We know that wartime privations often led owners of motor cars to resort to other sources of fuel when petrol was in short supply. However, what we see here seems to be the even more radical – but entirely practical – solution provided by a totally different form of motive power.
The blackout covers on this Citroën Traction Avant clearly indicate that the image dates from the years of the Second World War – and the location looks very likely to be the Avenue des Champs-Élysées in Paris. The female driver of the horse-drawn carriage is definitely pleased with her solution to the problems of wartime transport.
The question then remains the precise date. The German army occupied Paris in June 1940, and the vehicle travelling in the other direction could possibly be a German army staff car, such as an Opel Kadett.
Fortunately, as so often is the case with such images, the reverse gives us more information. It is stamped with the date 28 February 1942. A little bit of research into the weather during that year tells us that the 1942 winter was the coldest since 1895, which certainly seems to explain the snow.

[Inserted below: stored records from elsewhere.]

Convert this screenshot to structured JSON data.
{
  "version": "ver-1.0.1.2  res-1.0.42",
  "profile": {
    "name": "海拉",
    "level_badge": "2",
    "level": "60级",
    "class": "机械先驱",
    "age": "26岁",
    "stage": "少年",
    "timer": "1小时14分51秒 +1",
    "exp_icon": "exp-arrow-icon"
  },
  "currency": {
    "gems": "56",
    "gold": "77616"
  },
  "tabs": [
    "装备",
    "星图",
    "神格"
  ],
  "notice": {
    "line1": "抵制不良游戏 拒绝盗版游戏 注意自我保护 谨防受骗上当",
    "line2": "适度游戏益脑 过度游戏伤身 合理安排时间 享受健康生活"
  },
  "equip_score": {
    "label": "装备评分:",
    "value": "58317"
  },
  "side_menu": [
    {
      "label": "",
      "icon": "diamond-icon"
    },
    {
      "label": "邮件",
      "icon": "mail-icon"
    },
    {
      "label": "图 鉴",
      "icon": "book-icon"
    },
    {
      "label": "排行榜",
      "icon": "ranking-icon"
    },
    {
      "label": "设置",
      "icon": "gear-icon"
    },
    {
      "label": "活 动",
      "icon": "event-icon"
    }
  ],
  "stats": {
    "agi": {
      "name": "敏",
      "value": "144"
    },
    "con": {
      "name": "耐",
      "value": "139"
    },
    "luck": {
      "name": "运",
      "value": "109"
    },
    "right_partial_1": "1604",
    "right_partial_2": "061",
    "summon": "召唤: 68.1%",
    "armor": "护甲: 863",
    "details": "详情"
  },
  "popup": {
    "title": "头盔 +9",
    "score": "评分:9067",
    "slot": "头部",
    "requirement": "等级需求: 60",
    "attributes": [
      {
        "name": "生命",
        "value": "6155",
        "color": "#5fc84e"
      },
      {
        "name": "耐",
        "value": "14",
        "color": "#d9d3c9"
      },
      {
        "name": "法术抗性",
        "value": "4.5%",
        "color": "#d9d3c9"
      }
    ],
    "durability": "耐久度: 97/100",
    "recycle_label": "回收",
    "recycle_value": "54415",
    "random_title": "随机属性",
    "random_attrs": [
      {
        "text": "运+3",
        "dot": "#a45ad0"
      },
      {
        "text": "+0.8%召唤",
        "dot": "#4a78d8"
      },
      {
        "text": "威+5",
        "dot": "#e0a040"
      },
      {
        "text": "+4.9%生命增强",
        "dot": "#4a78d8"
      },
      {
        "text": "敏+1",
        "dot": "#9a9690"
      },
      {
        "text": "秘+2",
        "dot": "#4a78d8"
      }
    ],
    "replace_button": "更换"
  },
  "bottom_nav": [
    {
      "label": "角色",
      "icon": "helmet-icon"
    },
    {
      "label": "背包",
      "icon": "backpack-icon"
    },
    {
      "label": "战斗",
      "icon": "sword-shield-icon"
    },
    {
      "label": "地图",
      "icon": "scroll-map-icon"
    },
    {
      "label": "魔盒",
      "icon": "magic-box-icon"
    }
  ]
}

Turning now to the car: the Traction Avant was a ground-breaking design, introduced in 1933 and designed for André Citroën by engineer André Lefèbvre and designer Flamino Bertoni, to meet his desire to create a totally new concept. He specified a 100 km/h maximum speed, a consumption of 10 litres / 100 km, uni-body construction and front-wheel drive – and despite several technical problems the car delivered. Road-holding was described as outstanding.
During World War II the Tractions were favoured by the French Resistance because of this remarkable agility – but sadly many of the cars perished during the exploits of these brave individuals.
Production restarted fully in 1946 and lasted until 1957. The last Traction, an 11CV Familiale, was delivered on 25th July 1957, and therefore overlapped by nearly two years the production of yet another ground-breaking Citroën – the immortal DS, introduced on 5th October 1955 at the Paris Salon. The 15/6H Traction, one of the last versions of the Traction, had self-levelling hydraulic rear suspension and acted as a test-bed for the revolutionary hydro-pneumatic suspension of the DS. A 15/6H was used by the actor Rupert Davies in the British TV series of Maigret that ran from 1960 to 1963.
We can only guess what the Traction in our picture was doing there on that chilly day in 1942. Out of fuel, simply parked, or waiting for something more adventurous and more dangerous?